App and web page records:
+===+

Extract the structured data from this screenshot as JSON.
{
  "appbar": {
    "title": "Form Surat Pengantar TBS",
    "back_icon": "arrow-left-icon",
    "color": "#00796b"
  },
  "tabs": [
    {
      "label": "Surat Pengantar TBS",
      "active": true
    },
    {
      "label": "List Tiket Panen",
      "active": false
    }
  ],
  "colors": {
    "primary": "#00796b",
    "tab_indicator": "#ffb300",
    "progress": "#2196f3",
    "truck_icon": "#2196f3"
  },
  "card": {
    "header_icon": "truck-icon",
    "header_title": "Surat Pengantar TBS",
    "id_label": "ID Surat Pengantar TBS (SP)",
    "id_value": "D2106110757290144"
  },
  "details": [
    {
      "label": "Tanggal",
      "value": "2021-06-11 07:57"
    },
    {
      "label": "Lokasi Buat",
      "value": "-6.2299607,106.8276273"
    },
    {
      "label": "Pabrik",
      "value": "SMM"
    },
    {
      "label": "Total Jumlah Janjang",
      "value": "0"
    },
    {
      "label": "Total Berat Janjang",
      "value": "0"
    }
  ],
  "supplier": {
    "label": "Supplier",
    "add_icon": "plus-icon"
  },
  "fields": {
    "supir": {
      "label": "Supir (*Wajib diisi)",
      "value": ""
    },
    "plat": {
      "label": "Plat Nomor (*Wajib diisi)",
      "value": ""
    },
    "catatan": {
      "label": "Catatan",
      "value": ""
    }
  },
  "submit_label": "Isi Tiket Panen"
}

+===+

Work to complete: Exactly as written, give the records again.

Task solution:
Extract the structured data from this screenshot as JSON.
{
  "appbar": {
    "title": "Form Surat Pengantar TBS",
    "back_icon": "arrow-left-icon",
    "color": "#00796b"
  },
  "tabs": [
    {
      "label": "Surat Pengantar TBS",
      "active": true
    },
    {
      "label": "List Tiket Panen",
      "active": false
    }
  ],
  "colors": {
    "primary": "#00796b",
    "tab_indicator": "#ffb300",
    "progress": "#2196f3",
    "truck_icon": "#2196f3"
  },
  "card": {
    "header_icon": "truck-icon",
    "header_title": "Surat Pengantar TBS",
    "id_label": "ID Surat Pengantar TBS (SP)",
    "id_value": "D2106110757290144"
  },
  "details": [
    {
      "label": "Tanggal",
      "value": "2021-06-11 07:57"
    },
    {
      "label": "Lokasi Buat",
      "value": "-6.2299607,106.8276273"
    },
    {
      "label": "Pabrik",
      "value": "SMM"
    },
    {
      "label": "Total Jumlah Janjang",
      "value": "0"
    },
    {
      "label": "Total Berat Janjang",
      "value": "0"
    }
  ],
  "supplier": {
    "label": "Supplier",
    "add_icon": "plus-icon"
  },
  "fields": {
    "supir": {
      "label": "Supir (*Wajib diisi)",
      "value": ""
    },
    "plat": {
      "label": "Plat Nomor (*Wajib diisi)",
      "value": ""
    },
    "catatan": {
      "label": "Catatan",
      "value": ""
    }
  },
  "submit_label": "Isi Tiket Panen"
}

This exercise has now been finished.